**About this exercise**
In the listing below, find each line that holds "tooltip" and list it.
Material to process below:
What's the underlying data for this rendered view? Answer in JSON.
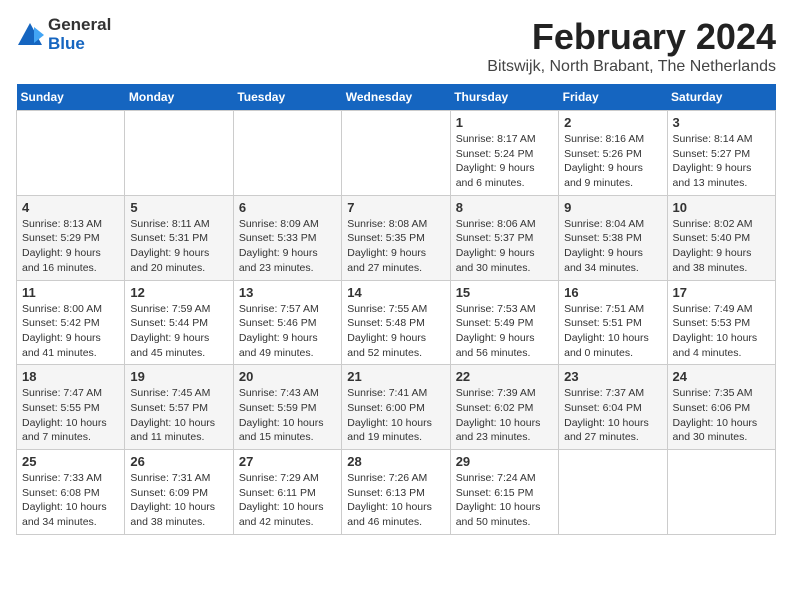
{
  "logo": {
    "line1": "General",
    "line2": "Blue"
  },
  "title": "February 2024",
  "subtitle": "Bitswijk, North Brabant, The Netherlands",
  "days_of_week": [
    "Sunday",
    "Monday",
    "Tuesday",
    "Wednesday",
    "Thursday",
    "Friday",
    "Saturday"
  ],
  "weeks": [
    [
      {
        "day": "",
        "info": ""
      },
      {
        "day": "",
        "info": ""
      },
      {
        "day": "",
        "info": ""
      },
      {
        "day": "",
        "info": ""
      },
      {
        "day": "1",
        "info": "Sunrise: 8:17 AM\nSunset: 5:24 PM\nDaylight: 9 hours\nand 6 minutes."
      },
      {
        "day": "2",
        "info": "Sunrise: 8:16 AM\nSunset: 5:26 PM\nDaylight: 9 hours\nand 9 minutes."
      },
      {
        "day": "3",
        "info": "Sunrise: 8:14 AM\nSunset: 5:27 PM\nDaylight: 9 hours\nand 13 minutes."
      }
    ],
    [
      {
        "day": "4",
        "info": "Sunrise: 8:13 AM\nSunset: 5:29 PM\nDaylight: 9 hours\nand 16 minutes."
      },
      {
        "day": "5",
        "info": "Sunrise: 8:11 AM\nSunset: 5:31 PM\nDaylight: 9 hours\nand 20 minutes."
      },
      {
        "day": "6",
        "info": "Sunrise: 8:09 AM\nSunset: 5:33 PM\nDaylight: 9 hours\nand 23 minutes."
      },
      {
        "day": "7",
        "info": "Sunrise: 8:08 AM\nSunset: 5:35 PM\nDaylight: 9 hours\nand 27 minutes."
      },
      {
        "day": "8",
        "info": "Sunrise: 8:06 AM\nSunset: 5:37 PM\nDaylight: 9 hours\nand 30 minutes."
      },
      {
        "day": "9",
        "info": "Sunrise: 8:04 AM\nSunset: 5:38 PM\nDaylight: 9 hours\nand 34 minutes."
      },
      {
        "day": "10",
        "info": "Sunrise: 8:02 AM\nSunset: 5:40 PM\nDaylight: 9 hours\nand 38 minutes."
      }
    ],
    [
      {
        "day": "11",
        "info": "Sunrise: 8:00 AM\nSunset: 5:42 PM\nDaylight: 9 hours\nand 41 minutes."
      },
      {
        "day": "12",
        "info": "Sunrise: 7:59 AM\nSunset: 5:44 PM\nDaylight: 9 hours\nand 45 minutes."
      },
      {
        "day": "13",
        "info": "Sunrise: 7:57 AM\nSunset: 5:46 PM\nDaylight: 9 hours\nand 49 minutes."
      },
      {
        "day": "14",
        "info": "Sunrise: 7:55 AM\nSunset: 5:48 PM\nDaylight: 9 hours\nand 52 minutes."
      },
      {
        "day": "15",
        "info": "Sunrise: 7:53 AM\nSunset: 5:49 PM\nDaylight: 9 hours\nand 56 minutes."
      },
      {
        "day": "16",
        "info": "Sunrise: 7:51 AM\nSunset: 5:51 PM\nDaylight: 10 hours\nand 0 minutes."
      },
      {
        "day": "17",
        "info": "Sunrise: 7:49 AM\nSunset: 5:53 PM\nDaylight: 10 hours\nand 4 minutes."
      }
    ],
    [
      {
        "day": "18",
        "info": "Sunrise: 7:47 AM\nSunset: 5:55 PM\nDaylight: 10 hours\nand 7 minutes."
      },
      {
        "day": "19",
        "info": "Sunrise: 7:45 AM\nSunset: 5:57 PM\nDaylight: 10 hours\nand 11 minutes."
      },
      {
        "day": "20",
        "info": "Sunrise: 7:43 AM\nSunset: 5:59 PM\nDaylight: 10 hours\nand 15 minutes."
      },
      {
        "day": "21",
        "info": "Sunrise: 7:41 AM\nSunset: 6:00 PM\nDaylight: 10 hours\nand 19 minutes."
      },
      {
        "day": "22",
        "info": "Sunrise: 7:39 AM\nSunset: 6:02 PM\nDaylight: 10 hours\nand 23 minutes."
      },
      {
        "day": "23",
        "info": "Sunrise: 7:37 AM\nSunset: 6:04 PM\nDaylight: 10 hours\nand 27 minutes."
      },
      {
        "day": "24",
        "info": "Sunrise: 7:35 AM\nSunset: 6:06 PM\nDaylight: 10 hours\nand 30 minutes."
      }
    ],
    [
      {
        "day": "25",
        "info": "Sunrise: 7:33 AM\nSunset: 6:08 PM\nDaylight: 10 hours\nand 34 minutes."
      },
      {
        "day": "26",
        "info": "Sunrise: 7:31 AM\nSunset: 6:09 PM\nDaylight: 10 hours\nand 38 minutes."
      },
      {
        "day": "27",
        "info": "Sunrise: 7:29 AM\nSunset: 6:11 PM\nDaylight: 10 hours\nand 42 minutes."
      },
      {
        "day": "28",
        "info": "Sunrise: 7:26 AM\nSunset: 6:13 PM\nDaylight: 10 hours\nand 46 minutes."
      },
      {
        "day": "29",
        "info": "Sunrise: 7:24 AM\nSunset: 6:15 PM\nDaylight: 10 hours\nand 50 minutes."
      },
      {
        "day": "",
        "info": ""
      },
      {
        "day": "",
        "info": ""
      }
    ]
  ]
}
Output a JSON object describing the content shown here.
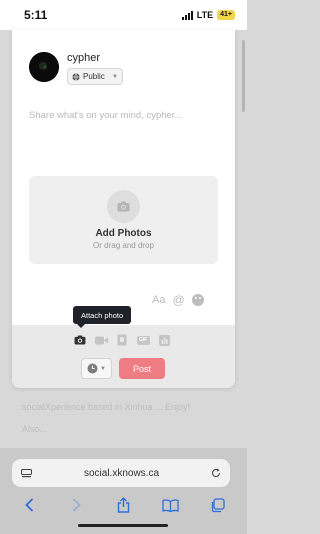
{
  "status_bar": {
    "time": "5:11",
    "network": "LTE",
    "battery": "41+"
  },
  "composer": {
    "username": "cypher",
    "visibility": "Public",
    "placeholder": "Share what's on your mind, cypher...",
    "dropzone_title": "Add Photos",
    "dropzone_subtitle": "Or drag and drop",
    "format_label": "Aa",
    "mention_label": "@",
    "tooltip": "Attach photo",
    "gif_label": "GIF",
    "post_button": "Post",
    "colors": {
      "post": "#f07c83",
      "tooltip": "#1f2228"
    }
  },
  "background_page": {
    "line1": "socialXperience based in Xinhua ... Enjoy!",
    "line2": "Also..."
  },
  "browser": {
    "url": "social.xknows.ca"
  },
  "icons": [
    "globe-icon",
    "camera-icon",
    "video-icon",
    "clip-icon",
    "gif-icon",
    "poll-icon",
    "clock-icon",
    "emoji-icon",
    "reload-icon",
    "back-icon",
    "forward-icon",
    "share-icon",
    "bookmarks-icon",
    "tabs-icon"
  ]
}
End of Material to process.
**Exercise result**
    "tooltip": "Attach photo",
      "tooltip": "#1f2228"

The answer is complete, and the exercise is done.